Feed your microbiome.
Your brain and belly are communicating all the time. Diet and stress interact with gut microbiota, and a healthy diet with pre and probiotics can positively affect the gut-brain communication.
The foods in a psychobiotic diet can improve mood, cognition, and ease stress. High fiber foods – whole grains, prebiotic fruits and vegetables, fermented foods (look for pickles without vinegar, and yogurts with lactobacillus), and legumes will establish a healthy microbiome. Processed, fast food, and sugary foods and especially sugary drinks will disrupt the microbiome – and they’re known carcinogens.
Use music for stress relief.
Music is a powerful destressor with science-based health and healing benefits. Turn on your favorite tunes – contemporary research suggests music has significant power to help reduce stress and anxiety, and relieve pain.
Brain FM, is science-based background music that helps me focus with gentle rhythmic pulses. It helps me get tasks done with less distraction – in fact it’s on right now as I write this blog.
Move your body.
Pop your earbuds in, or plug in your speakers, crank some tunes and jump, run, lift, push, pull, or play in a group, with a coach or trainer, or on your own. There’s solid science proving that exercise (some every day, a little out of your comfort zone) relieves stress, and improves mental as well as physical health.
I’m not good at the sitting still type of meditation, and it’s ok. Meditating isn’t the same for everyone.
But walking outdoors, riding my bike, and rowing (when I take my erg outside on the patio) are really helpful ways for me to relieve stress.
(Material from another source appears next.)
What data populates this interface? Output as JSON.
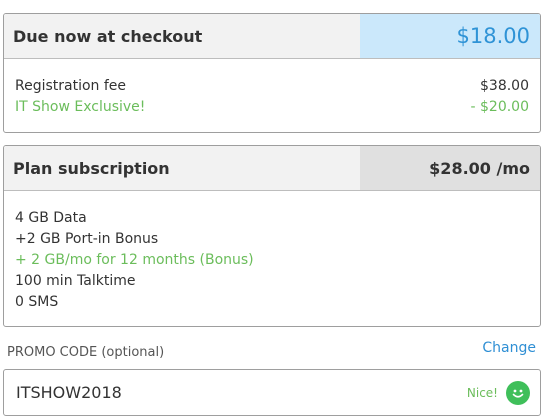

As little as 10 minutes outdoors begins to lower blood pressure and improve mood and focus, according to 2020 research out of Cornell University.
Celebrate the small steps.
If you have a fitness and nutrition strategy, if you’re able to meditate for just a few minutes, if you’re starting to learn about healthy nutrition – or you’re still figuring things out (aren’t we all?), it’s important to celebrate every single thing you do that’s conscious and intentional.
Eat consciously. Breathe. Move your body for a purpose. Have fun. Repeat.
Marcus Aurelius said,
“Get back up when you fail, celebrate behaving like a human—however imperfectly—and fully embrace the pursuit that you’ve embarked on.”
Do something nice for yourself.
I’ll be sharing some of my favorite things at the end of each weekly Thoughtbox newsletter.
Share Thoughtbox with friends, and I’d love recommendations of things you like, and topics you’d like to learn more about.
Here are things I like (they are not paid endorsements):
Quince. Clothing, home goods, and accessories – quality products made sustainably, affordably priced. Treat yourself or someone you love.
We Can Do Hard Things. Glennon Doyle, her sister, and her wife, Abby Wambach have heart-to-heart talks with amazing women in this powerful and entertaining podcast. They’re the best friends I’ve never met.
I’d love to meet you too!